LANDOVER – The Baker Administration is transforming its signature initiative in its fourth year in order to showcase the successes of the Transforming Neighborhoods Initiative (TNI) and spread them to other areas of the county. At an event at the Palmer Park Community Center, County Executive Rushern Baker III announced that TNI will be restructured […]
LANDOVER – The Baker Administration is transforming its signature initiative in its fourth year in order to showcase the successes of the Transforming Neighborhoods Initiative (TNI) and spread them to other areas of the county.
At an event at the Palmer Park Community Center, County Executive Rushern Baker III announced that TNI will be restructured under a single TNI Manager in the county executive’s office. The program will also expand into three new neighborhoods – Woodlawn/Lanham, Forestville and Silver Hill – while three of the original six neighborhoods will transition to community control by Jan. 1, 2017. They are East Riverdale/Bladensburg, Glassmanor/Oxon Hill and Langley Park.
“I believe this is the way you get government to respond to people,” Baker said. “That is the evolution: the community understanding how to access government. That’s TNI.”
Prince George’s County Police Chief Hank Stawinski agreed the program was all about improving government to better meet the needs of the people.
“It’s not about any particular community. In the end, transforming neighborhoods is about a system of government dedicated to innovation,” he said.
The TNI program involves concentrating government resources in areas of the county that are facing health, economic, public safety and educational challenges in an effort to reduce the disparity between communities. Baker called the program the first of its kind in the United States and said he has been invited to Harvard twice to speak about the program and its results.
Baker said the areas chosen for the transition to community control have seen the most positive impacts.
“(Riverdale) is one of the hottest economic development areas in the county,” he said. “We’re seeing improvement all around, people are moving into those areas and the quality of life is going up.”
Community members at the event agreed the program has been a boom for their neighborhoods.
Marty Newman, a community leader in the East Riverdale/Bladensburg TNI area, remarked on “how much safer and more beautiful and cohesive our community is now.”
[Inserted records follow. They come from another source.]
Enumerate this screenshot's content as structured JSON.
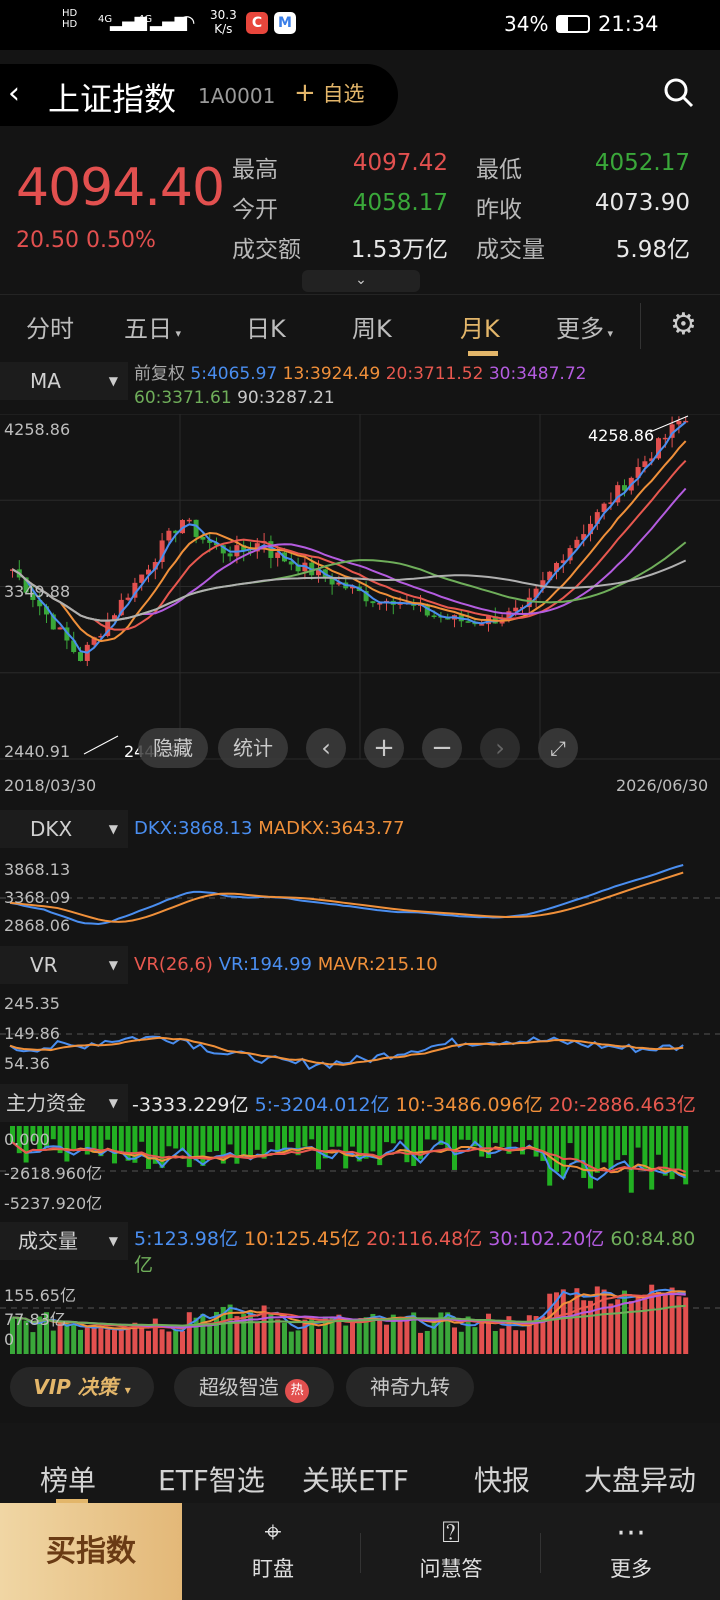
{
  "status": {
    "hd1": "HD",
    "hd2": "HD",
    "net": "4G",
    "speed": "30.3",
    "speed_unit": "K/s",
    "battery": "34%",
    "time": "21:34"
  },
  "header": {
    "title": "上证指数",
    "code": "1A0001",
    "add_fav": "自选"
  },
  "quote": {
    "price": "4094.40",
    "change": "20.50",
    "change_pct": "0.50%",
    "high_label": "最高",
    "high": "4097.42",
    "low_label": "最低",
    "low": "4052.17",
    "open_label": "今开",
    "open": "4058.17",
    "prev_label": "昨收",
    "prev": "4073.90",
    "amount_label": "成交额",
    "amount": "1.53万亿",
    "volume_label": "成交量",
    "volume": "5.98亿"
  },
  "tabs": [
    "分时",
    "五日",
    "日K",
    "周K",
    "月K",
    "更多"
  ],
  "active_tab": "月K",
  "ma": {
    "selector": "MA",
    "adjust": "前复权",
    "ma5": "5:4065.97",
    "ma13": "13:3924.49",
    "ma20": "20:3711.52",
    "ma30": "30:3487.72",
    "ma60": "60:3371.61",
    "ma90": "90:3287.21",
    "y_top": "4258.86",
    "y_mid": "3349.88",
    "y_bot": "2440.91",
    "high_tag": "4258.86",
    "low_tag": "2440.91",
    "date_start": "2018/03/30",
    "date_end": "2026/06/30",
    "btn_hide": "隐藏",
    "btn_stats": "统计"
  },
  "dkx": {
    "selector": "DKX",
    "dkx": "DKX:3868.13",
    "madkx": "MADKX:3643.77",
    "y_top": "3868.13",
    "y_mid": "3368.09",
    "y_bot": "2868.06"
  },
  "vr": {
    "selector": "VR",
    "params": "VR(26,6)",
    "vr": "VR:194.99",
    "mavr": "MAVR:215.10",
    "y_top": "245.35",
    "y_mid": "149.86",
    "y_bot": "54.36"
  },
  "fund": {
    "selector": "主力资金",
    "val": "-3333.229亿",
    "m5": "5:-3204.012亿",
    "m10": "10:-3486.096亿",
    "m20": "20:-2886.463亿",
    "y_top": "0.000",
    "y_mid": "-2618.960亿",
    "y_bot": "-5237.920亿"
  },
  "vol": {
    "selector": "成交量",
    "m5": "5:123.98亿",
    "m10": "10:125.45亿",
    "m20": "20:116.48亿",
    "m30": "30:102.20亿",
    "m60": "60:84.80",
    "m60b": "亿",
    "y_top": "155.65亿",
    "y_mid": "77.83亿",
    "y_bot": "0"
  },
  "tools": {
    "vip": "VIP 决策",
    "smart": "超级智造",
    "hot": "热",
    "nine": "神奇九转"
  },
  "bottom_tabs": [
    "榜单",
    "ETF智选",
    "关联ETF",
    "快报",
    "大盘异动"
  ],
  "nav": {
    "buy": "买指数",
    "watch": "盯盘",
    "ask": "问慧答",
    "more": "更多"
  },
  "colors": {
    "up": "#e2504f",
    "down": "#3aa83a",
    "ma5": "#4a8ef0",
    "ma13": "#f0903a",
    "ma20": "#e8584f",
    "ma30": "#b45ce0",
    "ma60": "#6fae5a",
    "ma90": "#b0b0b0",
    "accent": "#e3b66a"
  }
}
“We’ve had so many opportunities to work with our neighbors, and have neighbors work with their neighbors. We are getting over our differences and realizing our samenesses. It’s just been an amazing ride,” Newman said.
Her counterparts in Oxon Hill said they experienced less crime and participated in beautification projects including building a new playground. And Mercedes Lemos of Langley Park praised the new multi-service center opened in April 2014 that provides easier access to government programs and services.
Baker also said although Hillcrest Heights/Marlow Heights, Kentland/Palmer Park and Suitland/Coral Hills will remain in the program, those areas have also seen improvements since the program began.
The three new areas were selected because they have similar characteristics to the original six neighborhoods, Baker said.
“We looked at the data. We analyzed, where did we see the need in the county? We saw, in terms of not just public safety, in terms of health disparity, job opportunities, and those things, that they weren’t on the same level as other parts of the county. And we wanted to make sure we continue to bring these areas up,” he said. “The community is excited. They want us to come in, they want the focus of the government there. Without community involvement, this doesn’t work.”
Newman said although her community is transitioning, she feels the same county staff they had previously been working with will still be available.
“It won’t be formal but we’ll still have access to all the same agencies, the same people,” she said.
Previously, each TNI area had been overseen by a member of Baker’s executive team, partly because their weekly meetings allowed for easy accountability. But Baker said turning the program over to a single manager would cement it as a more permanent part of the government even after he leaves office.
“Now that we’ve birthed the baby and got the baby walking, we need someone to teach the baby,” he said.
Baker tapped Linda Turner for the role. She has been involved in the program since its inception in April 2012, most recently as a team leader in the Suitland/Coral Hills area. Six program managers will report to her.
The previous team leaders will serve as the TNI Advisory Board, and the program will be under the jurisdiction of the chief of staff.
Turner said she is looking forward to assuming this role.
“I’m really excited to have this position because I’ve been with TNI since the original inception of it and I’m just a believer in the concept,” she said. “I thoroughly enjoyed being out in the community, working with the community. You’re bringing government and community together. They live there every single day. We’re a resource.”